Brown's writing is stilted and silly, not flowing and intelligent which is what these main characters, the protagonists are supposed to be; one (Langdon) a Harvard professor of religious symbology and the other (Sophie) a cryptologist with the French Central Directorate Judicial Police, the equivalent of the CIA or FBI. Either one, she should be extremely bright. In case you didn't know, there is a lot about symbols and cryptology (and clues and secrets) in this novel.

Here’s an example of the boring dialogue: Langdon chuckled. “no more false than that of a mathematical cryptographer who believes in the imaginary number ‘i’ because it helps her break codes.” Sophie frowned. “That’s not fair.” A moment passed. “What was your question again?” Langdon asked. “I can’t remember," she smiled. “Works every time.” I just opened the book to see that silly exchange which added nothing at all to the story.

The flip side is that there is less dialogue (a good thing) and more descriptions of the Paris scenery and historic sites, which I admit, were quite nice and well done. Must admit, I can only guess they were fairly accurate because I've never been there.

There were trite comments and clichés from beginning to end which I found tedious and boring. The storyline, it was ok, not as "astonishing" and "ingenious" as described on the back cover of the book. However, I saw the movie The Last Temptation of Christ, so I wasn't blown away with the theory. And why the Catholic Church was upset with its publication, is beyond me. Nothing else to worry about, I guess.

Could I put it down? Easily…in fact, I welcomed putting it down between chase scenes (there were many)…clue scenes (there were many)…'oh, I get it' scenes (there were many)…and everything in between including not so clever italicized sentences which gave the reader 'insight' or explained to the reader what the character was thinking, had decided or was feeling.

While I realize many more people gave the book four and five stars than my paltry two stars, I’m not good on following the pack so I’ll stick with the two stars.

I was at the book store just today and we were talking about the book and the fellow said his son didn’t like it much either but really enjoyed Brown’s Angels and Demons. My response was "no thanks. I’ve had quite enough of Dan Brown and his writing to last a lifetime" which is how long I felt it took me to get through this so-so worldwide bestseller.
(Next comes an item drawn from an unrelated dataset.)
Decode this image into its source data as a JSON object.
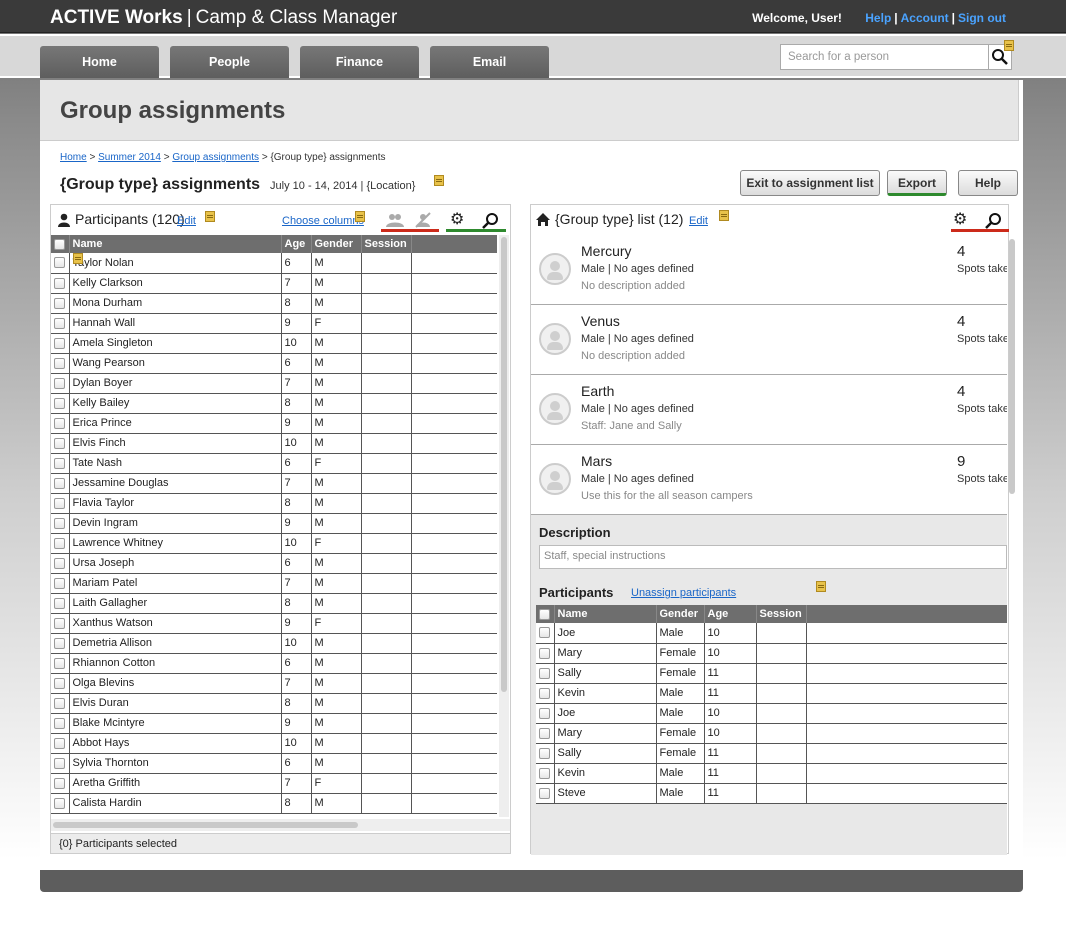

Bestseller...I should have known better.

My only saving grace is that after finishing the book, took a look at some reviews and there were in fact some one and two stars. Dan Brown should be happy I gave it two stars for effort.